I’m sitting at my desk eating my second bowl of homemade caramel corn! I know
I should be shot, but this stuff is addicting. Make this old-fashioned delight and
you’ll have another bowl too. This delicious recipe started out with my dental
hygienist. I know, interesting person to get a caramel corn recipe from, huh? I
made a few modifications of my own and I’m head over heels nuts about this
You will notice from the recipe below that I am using English Toffee syrup. If you
cannot access flavored syrups then go back to a teaspoon of vanilla or maybe
even butter rum extract. Start with one teaspoon and then temper the amount
from there. One of my friends had an interesting idea. She suggested using Kool-
Aid for the flavor giving the options of more bright colors. Remember if you try
this that you will need to use the packets that have no sugar or imitation sugar
included in the packet. And you may need to change from brown sugar back to
white sugar. On the corn syrup I have been using the ‘light corn syrup’ with no
When it’s time to bake the corn here are a few suggestions. Consider using a
13 quart metal bowl for stirring the sauce into the popcorn. If you are lucky this
bowl will fit in your oven and you can just stir the corn in one dish. In my work
kitchen this doesn’t work so we divide the popcorn between two roaster pans
which makes it much easier to stir every 15 minutes. Carmel corn has to be baked
to dry the corn out otherwise it is extremely chewy.
Use a hot-air popcorn popper for this project, microwave popcorn just doesn’t
work. However, I’ve had folks tell me just this past week that you can put 1/8th
of a cup of popcorn kernels inside a brown bag lunch sack. Fold the open end
over a couple of times and cook it in your microwave using the popcorn button. I
haven’t tried this but I’ve been told about it by so many people, it has to work!
Last week I commented on ‘Christmas in July’, well this ‘is’ a good time to start
laying a bit of groundwork for holiday gifts. Wouldn’t it be fun to fill a tin with
your own caramel corn and cinnamon corn? Carmel corn, like kettle corn can go
in the deep freeze, I just wouldn’t leave it for a long period of time.
This will be one time when I tell readers to NOT use parchment paper while
baking the caramel corn. It just doesn’t work, and to be honest your pans don’t
get all that sticky during the baking.
Let’s discuss the final step in making the caramel corn sauce. The baking soda
needs to come into the recipe just after you have removed the sauce from the
heat. You will notice the sauce gets lighter in color and it foams up a bit. As soon
as this happens pour it over the popcorn. The baking soda actually helps aerate
I think I’ve given you enough tips and suggestions to make your next caramel corn
a total success I’m sure you’ll enjoy setting it out in bowls this fall when it’s time

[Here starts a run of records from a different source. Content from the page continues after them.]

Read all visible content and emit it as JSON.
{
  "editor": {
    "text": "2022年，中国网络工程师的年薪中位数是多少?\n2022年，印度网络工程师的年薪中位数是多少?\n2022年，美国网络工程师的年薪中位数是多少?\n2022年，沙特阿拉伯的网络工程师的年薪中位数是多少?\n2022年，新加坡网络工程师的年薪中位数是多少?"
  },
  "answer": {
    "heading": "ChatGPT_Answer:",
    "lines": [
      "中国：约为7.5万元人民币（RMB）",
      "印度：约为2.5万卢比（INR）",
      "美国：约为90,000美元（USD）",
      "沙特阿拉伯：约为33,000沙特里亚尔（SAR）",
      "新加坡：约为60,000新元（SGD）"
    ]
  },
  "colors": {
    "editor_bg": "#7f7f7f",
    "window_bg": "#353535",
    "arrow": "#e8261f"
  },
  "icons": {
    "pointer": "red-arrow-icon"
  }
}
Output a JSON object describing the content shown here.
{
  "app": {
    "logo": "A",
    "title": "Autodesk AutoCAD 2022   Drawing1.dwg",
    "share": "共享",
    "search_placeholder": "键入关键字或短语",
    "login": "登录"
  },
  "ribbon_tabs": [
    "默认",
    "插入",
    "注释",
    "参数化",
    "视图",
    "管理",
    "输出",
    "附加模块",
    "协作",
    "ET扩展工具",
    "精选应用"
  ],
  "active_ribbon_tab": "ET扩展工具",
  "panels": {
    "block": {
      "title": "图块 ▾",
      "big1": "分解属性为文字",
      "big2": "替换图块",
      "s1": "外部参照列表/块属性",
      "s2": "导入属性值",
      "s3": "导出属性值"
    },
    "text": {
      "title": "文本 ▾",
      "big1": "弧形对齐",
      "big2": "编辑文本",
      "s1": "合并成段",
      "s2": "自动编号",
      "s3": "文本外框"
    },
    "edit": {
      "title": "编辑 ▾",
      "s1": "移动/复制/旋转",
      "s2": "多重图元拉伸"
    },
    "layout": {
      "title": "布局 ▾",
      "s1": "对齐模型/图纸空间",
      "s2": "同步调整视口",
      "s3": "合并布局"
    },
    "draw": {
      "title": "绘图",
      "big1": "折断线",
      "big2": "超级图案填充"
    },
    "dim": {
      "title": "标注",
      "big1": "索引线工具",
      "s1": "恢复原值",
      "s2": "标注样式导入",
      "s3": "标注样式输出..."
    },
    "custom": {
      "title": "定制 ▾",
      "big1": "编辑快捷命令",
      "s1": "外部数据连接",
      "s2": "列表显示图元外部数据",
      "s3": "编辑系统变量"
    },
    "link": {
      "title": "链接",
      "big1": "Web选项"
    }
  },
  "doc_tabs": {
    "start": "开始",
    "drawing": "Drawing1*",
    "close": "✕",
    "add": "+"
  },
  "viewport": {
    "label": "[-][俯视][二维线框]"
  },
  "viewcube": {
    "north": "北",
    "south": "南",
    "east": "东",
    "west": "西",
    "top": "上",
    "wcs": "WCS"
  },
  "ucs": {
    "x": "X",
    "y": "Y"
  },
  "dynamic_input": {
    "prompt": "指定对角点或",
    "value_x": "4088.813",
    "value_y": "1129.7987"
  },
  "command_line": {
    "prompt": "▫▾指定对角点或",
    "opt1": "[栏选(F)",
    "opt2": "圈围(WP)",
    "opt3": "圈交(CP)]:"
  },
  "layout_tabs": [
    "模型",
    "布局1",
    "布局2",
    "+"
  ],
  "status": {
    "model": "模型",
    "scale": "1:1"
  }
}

for tailgaters and football games. Perhaps you should do a practice run first. It’s
really not hard and it’s usually enjoyed by all ages.
Have an outstanding week everyone. Simply yours, The Covered Dish.
8 quarts of air popped popcorn (approx. 1 cup of kernels)
1 cup butter, (two sticks)
2 cups lightly packed light brown sugar
1/2 teaspoon salt
1/2 cup Karo syrup
1 tablespoon English Toffee Syrup
1/2 teaspoon baking soda
Pop the popcorn and using two different bowls remove all unpopped kernels.
In a saucepan place the butter, sugar, salt, karo syrup and English toffee syrup.
Cook over medium heat until the mixture begins to boil. Boil and stir for about
five minutes, remove from heat and add the baking soda, stirring. As the sauce
lightens and sorta’ foams up it’s time to start pouring it over the popcorn. Gently
stir the popcorn to coat. Place in two roaster pans and bake in a 250 degree
oven for one hour stirring the popcorn at 15 minute intervals. Cool to room
temperature and bag.